The PPFA factsheet also noted: “Parental consent or notification statutes have been used as a tool to deny access to abortion services for minors. When such laws deny or interfere with the ability of minors to access abortion services, they would violate FOCA.”
Kmiec’s nonchalant suggestion that the federal courts would likely protect the states from the destructive impact of the FOCA is certainly unpersuasive, especially considering the type of result-oriented jurists that Obama can be expected to nominate to the U.S. Supreme Court if he is given the opportunity.
It was very definitely not part of the Obama “messaging” strategy to talk to the “faith communities” about Obama’s commitment to the “Freedom of Choice Act” — a bill that, as Cardinal Rigali points out, “would counteract any and all sincere efforts by government to reduce abortions in our country.” It is, however, an honest journalist’s job to present information about the contending candidates in a straightforward, symmetrical fashion. That means it is long past time for honest journalists to start mentioning Obama’s commitment to the FOCA — and to accurately describe what that bill would do — at least as often as they discuss McCain’s position on a constitutional amendment on abortion.
The Constitution does not give the president any formal role whatever in the constitutional amendment process. (A constitutional amendment requires a two-thirds vote in each house of Congress, and ratification by at least 38 state legislatures, but not the president’s signature.) With respect to regular bills, however, such as the “Freedom of Choice Act,” the president’s hand holds great power: to veto the bill — thereby protecting hundreds of pro-life laws and saving potentially millions of human lives, which is what a President John McCain would do if the “Freedom of Choice Act” reaches his desk — or to sign the execution order, as Barack Obama has pledged to do.

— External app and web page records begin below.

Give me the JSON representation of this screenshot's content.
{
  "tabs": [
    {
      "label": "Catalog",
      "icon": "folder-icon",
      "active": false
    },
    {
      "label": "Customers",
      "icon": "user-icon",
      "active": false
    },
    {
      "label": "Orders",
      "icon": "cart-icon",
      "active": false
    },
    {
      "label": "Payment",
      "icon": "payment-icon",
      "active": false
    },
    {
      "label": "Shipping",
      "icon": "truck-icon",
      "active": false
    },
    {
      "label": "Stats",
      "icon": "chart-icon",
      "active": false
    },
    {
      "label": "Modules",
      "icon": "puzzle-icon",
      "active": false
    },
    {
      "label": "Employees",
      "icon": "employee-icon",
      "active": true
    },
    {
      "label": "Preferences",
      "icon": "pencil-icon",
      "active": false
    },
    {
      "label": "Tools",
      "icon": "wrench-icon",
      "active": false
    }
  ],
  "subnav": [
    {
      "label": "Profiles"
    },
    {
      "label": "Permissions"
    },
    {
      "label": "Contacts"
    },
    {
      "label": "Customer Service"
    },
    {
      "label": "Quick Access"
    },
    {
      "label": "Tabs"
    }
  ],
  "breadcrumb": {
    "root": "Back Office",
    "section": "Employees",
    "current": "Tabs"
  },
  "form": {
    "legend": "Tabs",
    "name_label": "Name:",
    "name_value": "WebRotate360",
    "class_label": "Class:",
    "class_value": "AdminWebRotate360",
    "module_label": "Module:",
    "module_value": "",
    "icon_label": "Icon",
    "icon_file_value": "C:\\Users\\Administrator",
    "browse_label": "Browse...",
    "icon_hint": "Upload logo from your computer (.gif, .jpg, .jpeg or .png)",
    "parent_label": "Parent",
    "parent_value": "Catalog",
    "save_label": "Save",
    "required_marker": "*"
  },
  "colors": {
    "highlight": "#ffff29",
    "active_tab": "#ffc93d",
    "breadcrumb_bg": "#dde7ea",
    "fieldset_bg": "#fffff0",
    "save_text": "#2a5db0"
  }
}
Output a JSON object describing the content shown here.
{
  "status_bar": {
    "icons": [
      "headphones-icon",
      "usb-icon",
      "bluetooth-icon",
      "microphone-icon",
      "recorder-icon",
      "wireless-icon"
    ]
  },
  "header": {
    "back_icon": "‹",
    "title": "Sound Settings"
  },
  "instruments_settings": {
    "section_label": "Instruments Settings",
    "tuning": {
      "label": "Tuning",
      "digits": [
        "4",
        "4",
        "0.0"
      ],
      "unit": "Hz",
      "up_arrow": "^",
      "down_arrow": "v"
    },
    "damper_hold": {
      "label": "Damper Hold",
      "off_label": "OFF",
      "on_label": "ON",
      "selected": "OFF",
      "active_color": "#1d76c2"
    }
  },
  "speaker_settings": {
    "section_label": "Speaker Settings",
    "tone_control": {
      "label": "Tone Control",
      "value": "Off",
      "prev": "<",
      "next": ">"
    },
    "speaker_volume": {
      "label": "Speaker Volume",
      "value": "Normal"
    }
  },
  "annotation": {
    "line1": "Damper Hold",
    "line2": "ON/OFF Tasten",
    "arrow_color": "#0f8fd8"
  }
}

— Douglas Johnson is legislative director for the National Right to Life Committee.